_What the task requires:_
Print every record exactly, but leave out the pictures.

[[ The input, beginning ]]

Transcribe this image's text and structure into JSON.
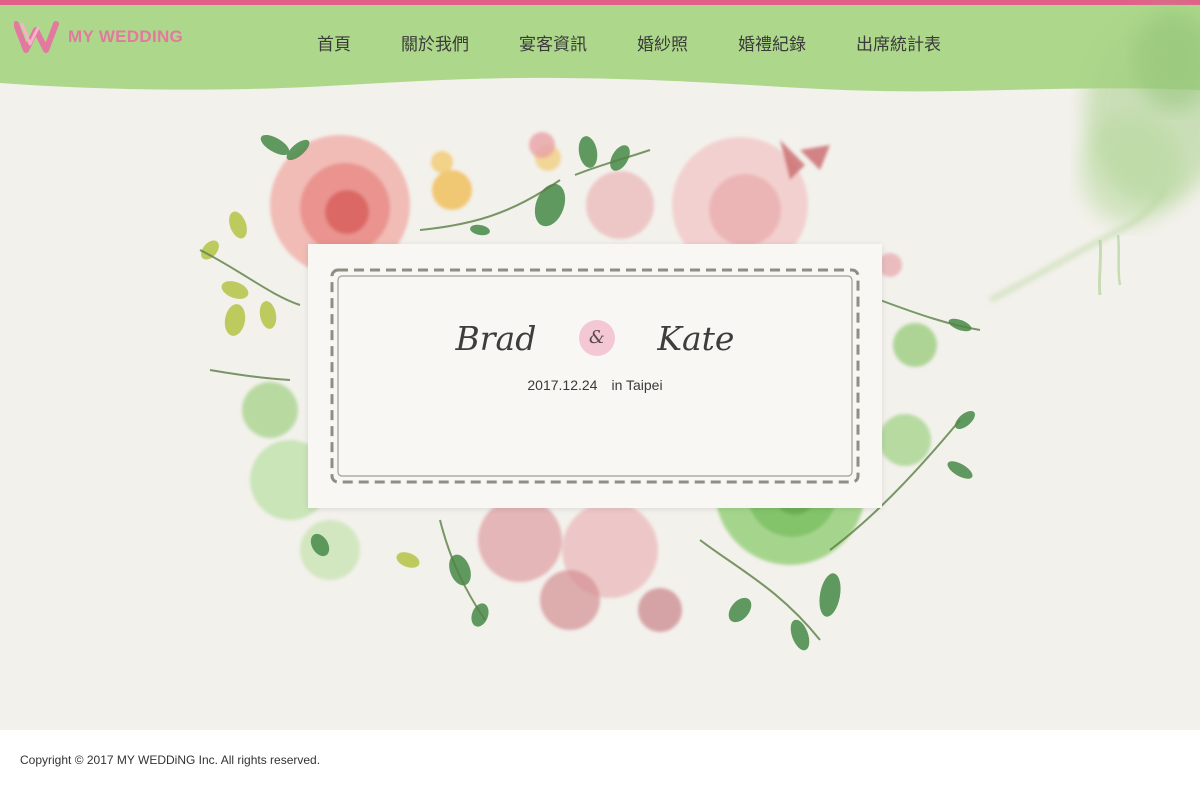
{
  "brand": {
    "name": "MY WEDDING",
    "color": "#e27aa0"
  },
  "accent": {
    "topline": "#e0608a",
    "nav_green": "#add88b"
  },
  "nav": {
    "items": [
      {
        "label": "首頁"
      },
      {
        "label": "關於我們"
      },
      {
        "label": "宴客資訊"
      },
      {
        "label": "婚紗照"
      },
      {
        "label": "婚禮紀錄"
      },
      {
        "label": "出席統計表"
      }
    ]
  },
  "hero": {
    "groom": "Brad",
    "ampersand": "&",
    "bride": "Kate",
    "date": "2017.12.24",
    "location": "in Taipei"
  },
  "footer": {
    "copyright": "Copyright © 2017 MY WEDDiNG Inc. All rights reserved."
  }
}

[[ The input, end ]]

_Answer box:_
Transcribe this image's text and structure into JSON.
{
  "brand": {
    "name": "MY WEDDING",
    "color": "#e27aa0"
  },
  "accent": {
    "topline": "#e0608a",
    "nav_green": "#add88b"
  },
  "nav": {
    "items": [
      {
        "label": "首頁"
      },
      {
        "label": "關於我們"
      },
      {
        "label": "宴客資訊"
      },
      {
        "label": "婚紗照"
      },
      {
        "label": "婚禮紀錄"
      },
      {
        "label": "出席統計表"
      }
    ]
  },
  "hero": {
    "groom": "Brad",
    "ampersand": "&",
    "bride": "Kate",
    "date": "2017.12.24",
    "location": "in Taipei"
  },
  "footer": {
    "copyright": "Copyright © 2017 MY WEDDiNG Inc. All rights reserved."
  }
}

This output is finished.